━━ DATA IN THIS EXERCISE ━━

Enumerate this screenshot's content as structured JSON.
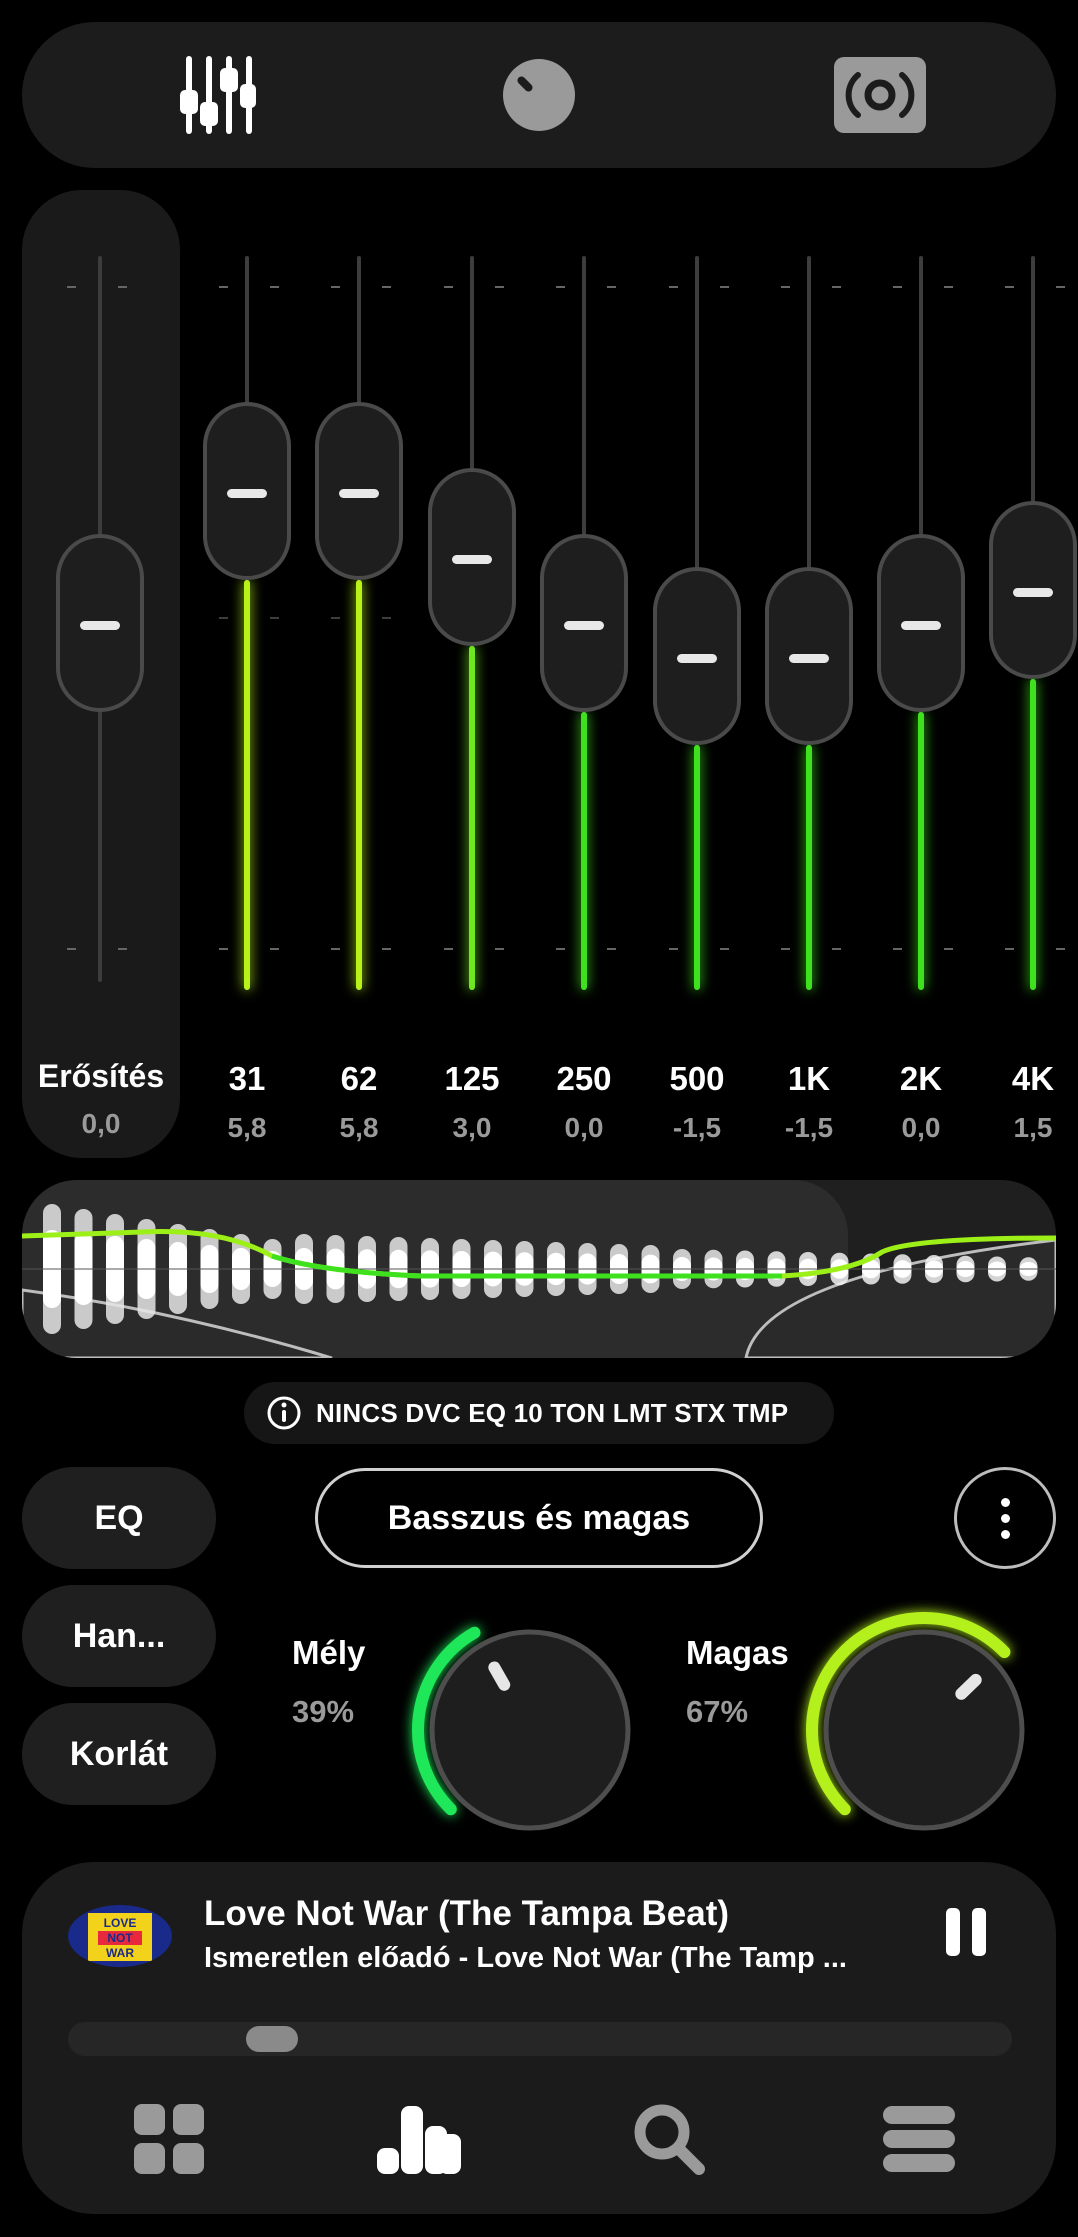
{
  "top_tabs": [
    {
      "name": "equalizer-tab",
      "icon": "equalizer-sliders-icon",
      "active": true
    },
    {
      "name": "volume-tab",
      "icon": "volume-knob-icon",
      "active": false
    },
    {
      "name": "speaker-tab",
      "icon": "speaker-icon",
      "active": false
    }
  ],
  "gain": {
    "label": "Erősítés",
    "value": "0,0",
    "level": 0.5
  },
  "bands": [
    {
      "freq": "31",
      "value": "5,8",
      "level": 0.68,
      "color": "#b8f218"
    },
    {
      "freq": "62",
      "value": "5,8",
      "level": 0.68,
      "color": "#b8f218"
    },
    {
      "freq": "125",
      "value": "3,0",
      "level": 0.59,
      "color": "#6fe820"
    },
    {
      "freq": "250",
      "value": "0,0",
      "level": 0.5,
      "color": "#3fe01e"
    },
    {
      "freq": "500",
      "value": "-1,5",
      "level": 0.455,
      "color": "#3fe01e"
    },
    {
      "freq": "1K",
      "value": "-1,5",
      "level": 0.455,
      "color": "#3fe01e"
    },
    {
      "freq": "2K",
      "value": "0,0",
      "level": 0.5,
      "color": "#3fe01e"
    },
    {
      "freq": "4K",
      "value": "1,5",
      "level": 0.545,
      "color": "#3fe01e"
    }
  ],
  "info_pill": {
    "icon": "info-icon",
    "text": "NINCS DVC EQ 10 TON LMT STX TMP"
  },
  "side_buttons": [
    "EQ",
    "Han...",
    "Korlát"
  ],
  "preset_button": "Basszus és magas",
  "bass": {
    "label": "Mély",
    "value": "39%",
    "level": 0.39,
    "color": "#1ee85a"
  },
  "treble": {
    "label": "Magas",
    "value": "67%",
    "level": 0.67,
    "color": "#b4f01c"
  },
  "player": {
    "title": "Love Not War (The Tampa Beat)",
    "subtitle": "Ismeretlen előadó - Love Not War (The Tamp ...",
    "art_text": [
      "LOVE",
      "NOT",
      "WAR"
    ],
    "progress": 0.2
  },
  "bottom_nav": [
    {
      "name": "library-grid",
      "icon": "grid-icon",
      "active": false
    },
    {
      "name": "equalizer",
      "icon": "bar-chart-icon",
      "active": true
    },
    {
      "name": "search",
      "icon": "search-icon",
      "active": false
    },
    {
      "name": "queue",
      "icon": "menu-icon",
      "active": false
    }
  ],
  "colors": {
    "accent_green": "#3fe01e",
    "accent_lime": "#b8f218",
    "background": "#000000"
  }
}
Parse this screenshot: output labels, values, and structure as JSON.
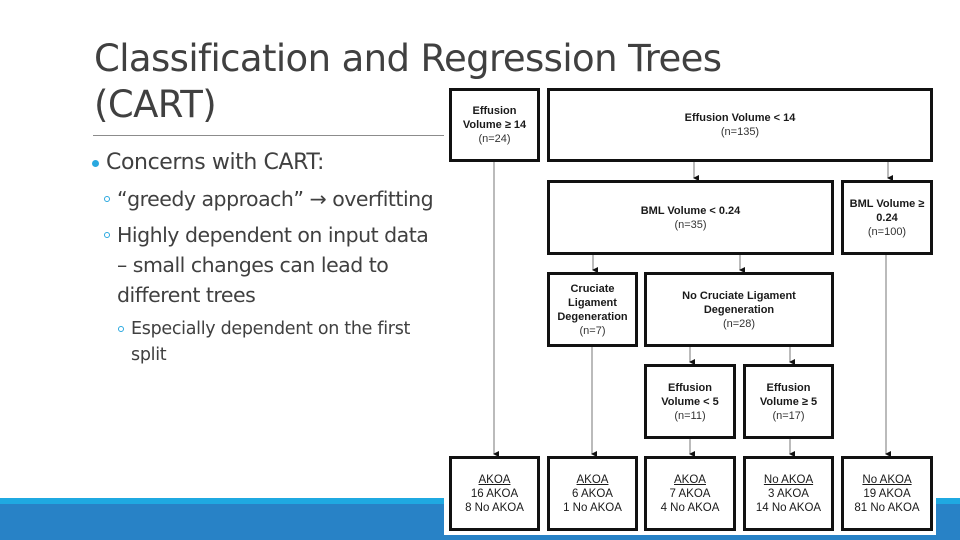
{
  "slide": {
    "title": "Classification and Regression Trees (CART)",
    "bullets": [
      {
        "level": 1,
        "text": "Concerns with CART:"
      },
      {
        "level": 2,
        "text": "“greedy approach” → overfitting"
      },
      {
        "level": 2,
        "text": "Highly dependent on input data – small changes can lead to different trees"
      },
      {
        "level": 3,
        "text": "Especially dependent on the first split"
      }
    ]
  },
  "colors": {
    "accent": "#29a8df",
    "footer_light": "#1fa9e1",
    "footer_dark": "#2882c6",
    "text": "#404040"
  },
  "tree": {
    "nodes": {
      "root_ge14": {
        "label": "Effusion Volume ≥ 14",
        "n": "(n=24)"
      },
      "root_lt14": {
        "label": "Effusion Volume < 14",
        "n": "(n=135)"
      },
      "bml_lt": {
        "label": "BML Volume < 0.24",
        "n": "(n=35)"
      },
      "bml_ge": {
        "label": "BML Volume ≥ 0.24",
        "n": "(n=100)"
      },
      "cruciate": {
        "label": "Cruciate Ligament Degeneration",
        "n": "(n=7)"
      },
      "no_cruciate": {
        "label": "No Cruciate Ligament Degeneration",
        "n": "(n=28)"
      },
      "eff_lt5": {
        "label": "Effusion Volume < 5",
        "n": "(n=11)"
      },
      "eff_ge5": {
        "label": "Effusion Volume ≥ 5",
        "n": "(n=17)"
      }
    },
    "leaves": [
      {
        "class": "AKOA",
        "akoa": "16 AKOA",
        "no_akoa": "8 No AKOA"
      },
      {
        "class": "AKOA",
        "akoa": "6 AKOA",
        "no_akoa": "1 No AKOA"
      },
      {
        "class": "AKOA",
        "akoa": "7 AKOA",
        "no_akoa": "4 No AKOA"
      },
      {
        "class": "No AKOA",
        "akoa": "3 AKOA",
        "no_akoa": "14 No AKOA"
      },
      {
        "class": "No AKOA",
        "akoa": "19 AKOA",
        "no_akoa": "81 No AKOA"
      }
    ]
  }
}
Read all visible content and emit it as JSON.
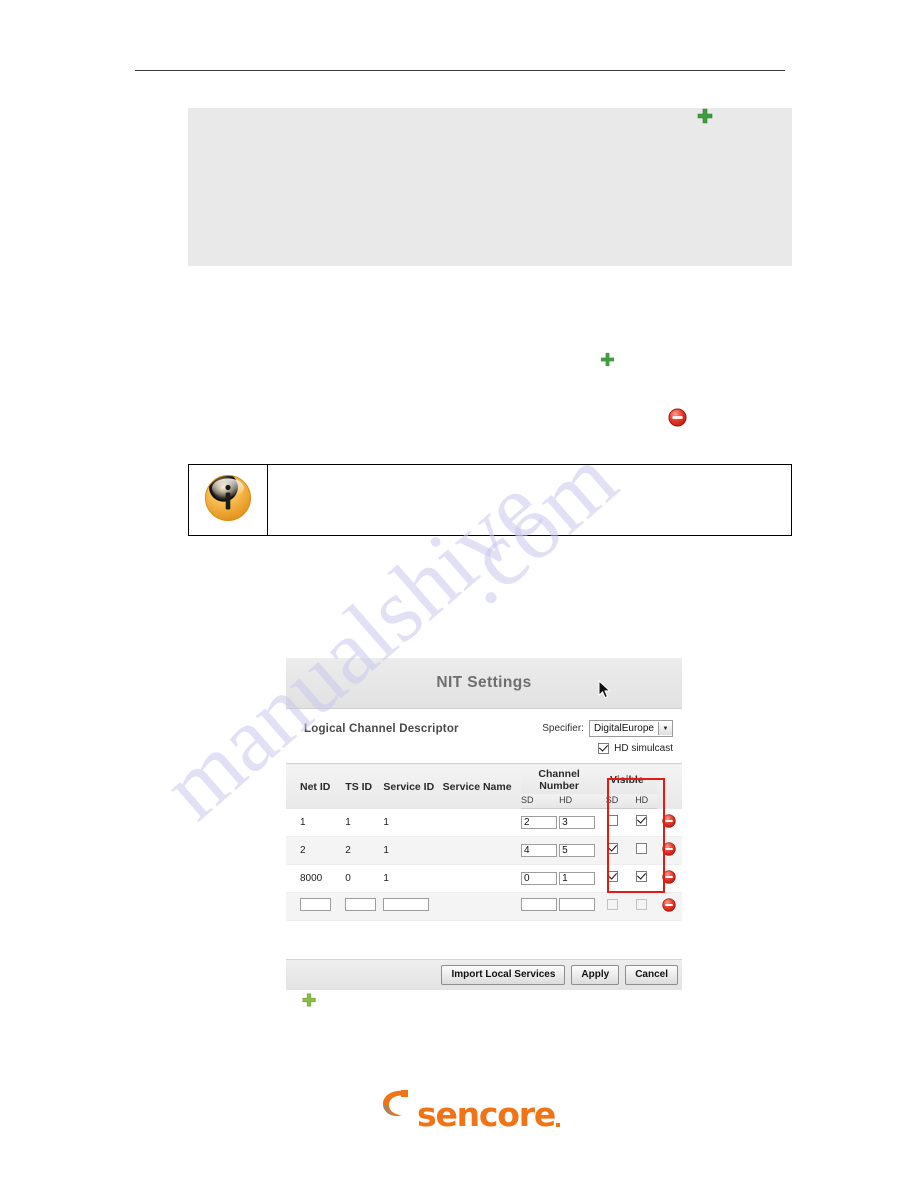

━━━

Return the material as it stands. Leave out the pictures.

COMPLETED TASK.
Enumerate this screenshot's content as structured JSON.
{
  "top_tabs": [
    {
      "name": "equalizer-tab",
      "icon": "equalizer-sliders-icon",
      "active": true
    },
    {
      "name": "volume-tab",
      "icon": "volume-knob-icon",
      "active": false
    },
    {
      "name": "speaker-tab",
      "icon": "speaker-icon",
      "active": false
    }
  ],
  "gain": {
    "label": "Erősítés",
    "value": "0,0",
    "level": 0.5
  },
  "bands": [
    {
      "freq": "31",
      "value": "5,8",
      "level": 0.68,
      "color": "#b8f218"
    },
    {
      "freq": "62",
      "value": "5,8",
      "level": 0.68,
      "color": "#b8f218"
    },
    {
      "freq": "125",
      "value": "3,0",
      "level": 0.59,
      "color": "#6fe820"
    },
    {
      "freq": "250",
      "value": "0,0",
      "level": 0.5,
      "color": "#3fe01e"
    },
    {
      "freq": "500",
      "value": "-1,5",
      "level": 0.455,
      "color": "#3fe01e"
    },
    {
      "freq": "1K",
      "value": "-1,5",
      "level": 0.455,
      "color": "#3fe01e"
    },
    {
      "freq": "2K",
      "value": "0,0",
      "level": 0.5,
      "color": "#3fe01e"
    },
    {
      "freq": "4K",
      "value": "1,5",
      "level": 0.545,
      "color": "#3fe01e"
    }
  ],
  "info_pill": {
    "icon": "info-icon",
    "text": "NINCS DVC EQ 10 TON LMT STX TMP"
  },
  "side_buttons": [
    "EQ",
    "Han...",
    "Korlát"
  ],
  "preset_button": "Basszus és magas",
  "bass": {
    "label": "Mély",
    "value": "39%",
    "level": 0.39,
    "color": "#1ee85a"
  },
  "treble": {
    "label": "Magas",
    "value": "67%",
    "level": 0.67,
    "color": "#b4f01c"
  },
  "player": {
    "title": "Love Not War (The Tampa Beat)",
    "subtitle": "Ismeretlen előadó - Love Not War (The Tamp ...",
    "art_text": [
      "LOVE",
      "NOT",
      "WAR"
    ],
    "progress": 0.2
  },
  "bottom_nav": [
    {
      "name": "library-grid",
      "icon": "grid-icon",
      "active": false
    },
    {
      "name": "equalizer",
      "icon": "bar-chart-icon",
      "active": true
    },
    {
      "name": "search",
      "icon": "search-icon",
      "active": false
    },
    {
      "name": "queue",
      "icon": "menu-icon",
      "active": false
    }
  ],
  "colors": {
    "accent_green": "#3fe01e",
    "accent_lime": "#b8f218",
    "background": "#000000"
  }
}
Parse this screenshot: output labels, values, and structure as JSON.
{
  "slide": {
    "title": "Classification and Regression Trees (CART)",
    "bullets": [
      {
        "level": 1,
        "text": "Concerns with CART:"
      },
      {
        "level": 2,
        "text": "“greedy approach” → overfitting"
      },
      {
        "level": 2,
        "text": "Highly dependent on input data – small changes can lead to different trees"
      },
      {
        "level": 3,
        "text": "Especially dependent on the first split"
      }
    ]
  },
  "colors": {
    "accent": "#29a8df",
    "footer_light": "#1fa9e1",
    "footer_dark": "#2882c6",
    "text": "#404040"
  },
  "tree": {
    "nodes": {
      "root_ge14": {
        "label": "Effusion Volume ≥ 14",
        "n": "(n=24)"
      },
      "root_lt14": {
        "label": "Effusion Volume < 14",
        "n": "(n=135)"
      },
      "bml_lt": {
        "label": "BML Volume < 0.24",
        "n": "(n=35)"
      },
      "bml_ge": {
        "label": "BML Volume ≥ 0.24",
        "n": "(n=100)"
      },
      "cruciate": {
        "label": "Cruciate Ligament Degeneration",
        "n": "(n=7)"
      },
      "no_cruciate": {
        "label": "No Cruciate Ligament Degeneration",
        "n": "(n=28)"
      },
      "eff_lt5": {
        "label": "Effusion Volume < 5",
        "n": "(n=11)"
      },
      "eff_ge5": {
        "label": "Effusion Volume ≥ 5",
        "n": "(n=17)"
      }
    },
    "leaves": [
      {
        "class": "AKOA",
        "akoa": "16 AKOA",
        "no_akoa": "8 No AKOA"
      },
      {
        "class": "AKOA",
        "akoa": "6 AKOA",
        "no_akoa": "1 No AKOA"
      },
      {
        "class": "AKOA",
        "akoa": "7 AKOA",
        "no_akoa": "4 No AKOA"
      },
      {
        "class": "No AKOA",
        "akoa": "3 AKOA",
        "no_akoa": "14 No AKOA"
      },
      {
        "class": "No AKOA",
        "akoa": "19 AKOA",
        "no_akoa": "81 No AKOA"
      }
    ]
  }
}
Read all visible content and emit it as JSON.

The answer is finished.